— Work to complete —
Write out every line below with no difference at all.

— Available data —
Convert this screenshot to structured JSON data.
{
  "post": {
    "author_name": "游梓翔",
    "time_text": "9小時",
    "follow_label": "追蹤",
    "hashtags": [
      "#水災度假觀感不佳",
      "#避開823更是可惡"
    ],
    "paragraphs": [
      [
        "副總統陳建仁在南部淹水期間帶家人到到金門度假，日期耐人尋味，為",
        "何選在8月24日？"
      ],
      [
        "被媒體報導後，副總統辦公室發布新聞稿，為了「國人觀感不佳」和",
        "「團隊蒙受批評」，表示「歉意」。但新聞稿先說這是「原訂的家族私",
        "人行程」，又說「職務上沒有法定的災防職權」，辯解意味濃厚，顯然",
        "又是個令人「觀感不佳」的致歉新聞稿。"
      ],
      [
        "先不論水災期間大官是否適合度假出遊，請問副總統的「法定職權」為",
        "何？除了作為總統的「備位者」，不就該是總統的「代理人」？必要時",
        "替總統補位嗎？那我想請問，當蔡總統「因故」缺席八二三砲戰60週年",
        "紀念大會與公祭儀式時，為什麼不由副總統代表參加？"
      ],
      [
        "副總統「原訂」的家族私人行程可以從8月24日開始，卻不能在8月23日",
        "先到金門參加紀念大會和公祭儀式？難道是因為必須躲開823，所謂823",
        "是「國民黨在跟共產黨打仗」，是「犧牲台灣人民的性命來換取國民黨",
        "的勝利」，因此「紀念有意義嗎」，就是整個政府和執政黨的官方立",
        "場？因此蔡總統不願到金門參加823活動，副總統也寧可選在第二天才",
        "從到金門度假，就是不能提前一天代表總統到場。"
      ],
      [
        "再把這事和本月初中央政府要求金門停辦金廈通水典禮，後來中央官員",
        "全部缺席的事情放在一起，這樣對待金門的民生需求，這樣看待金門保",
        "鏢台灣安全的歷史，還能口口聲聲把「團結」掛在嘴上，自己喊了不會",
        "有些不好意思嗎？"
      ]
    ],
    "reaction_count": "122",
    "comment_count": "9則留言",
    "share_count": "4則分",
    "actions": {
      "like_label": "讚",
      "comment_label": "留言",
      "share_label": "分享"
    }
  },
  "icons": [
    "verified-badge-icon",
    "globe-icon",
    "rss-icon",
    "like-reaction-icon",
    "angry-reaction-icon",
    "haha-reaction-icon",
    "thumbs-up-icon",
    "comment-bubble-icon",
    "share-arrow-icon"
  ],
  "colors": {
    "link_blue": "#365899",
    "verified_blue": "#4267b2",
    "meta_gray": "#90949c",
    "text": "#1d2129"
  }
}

— Answer to this problem —
Convert this screenshot to structured JSON data.
{
  "post": {
    "author_name": "游梓翔",
    "time_text": "9小時",
    "follow_label": "追蹤",
    "hashtags": [
      "#水災度假觀感不佳",
      "#避開823更是可惡"
    ],
    "paragraphs": [
      [
        "副總統陳建仁在南部淹水期間帶家人到到金門度假，日期耐人尋味，為",
        "何選在8月24日？"
      ],
      [
        "被媒體報導後，副總統辦公室發布新聞稿，為了「國人觀感不佳」和",
        "「團隊蒙受批評」，表示「歉意」。但新聞稿先說這是「原訂的家族私",
        "人行程」，又說「職務上沒有法定的災防職權」，辯解意味濃厚，顯然",
        "又是個令人「觀感不佳」的致歉新聞稿。"
      ],
      [
        "先不論水災期間大官是否適合度假出遊，請問副總統的「法定職權」為",
        "何？除了作為總統的「備位者」，不就該是總統的「代理人」？必要時",
        "替總統補位嗎？那我想請問，當蔡總統「因故」缺席八二三砲戰60週年",
        "紀念大會與公祭儀式時，為什麼不由副總統代表參加？"
      ],
      [
        "副總統「原訂」的家族私人行程可以從8月24日開始，卻不能在8月23日",
        "先到金門參加紀念大會和公祭儀式？難道是因為必須躲開823，所謂823",
        "是「國民黨在跟共產黨打仗」，是「犧牲台灣人民的性命來換取國民黨",
        "的勝利」，因此「紀念有意義嗎」，就是整個政府和執政黨的官方立",
        "場？因此蔡總統不願到金門參加823活動，副總統也寧可選在第二天才",
        "從到金門度假，就是不能提前一天代表總統到場。"
      ],
      [
        "再把這事和本月初中央政府要求金門停辦金廈通水典禮，後來中央官員",
        "全部缺席的事情放在一起，這樣對待金門的民生需求，這樣看待金門保",
        "鏢台灣安全的歷史，還能口口聲聲把「團結」掛在嘴上，自己喊了不會",
        "有些不好意思嗎？"
      ]
    ],
    "reaction_count": "122",
    "comment_count": "9則留言",
    "share_count": "4則分",
    "actions": {
      "like_label": "讚",
      "comment_label": "留言",
      "share_label": "分享"
    }
  },
  "icons": [
    "verified-badge-icon",
    "globe-icon",
    "rss-icon",
    "like-reaction-icon",
    "angry-reaction-icon",
    "haha-reaction-icon",
    "thumbs-up-icon",
    "comment-bubble-icon",
    "share-arrow-icon"
  ],
  "colors": {
    "link_blue": "#365899",
    "verified_blue": "#4267b2",
    "meta_gray": "#90949c",
    "text": "#1d2129"
  }
}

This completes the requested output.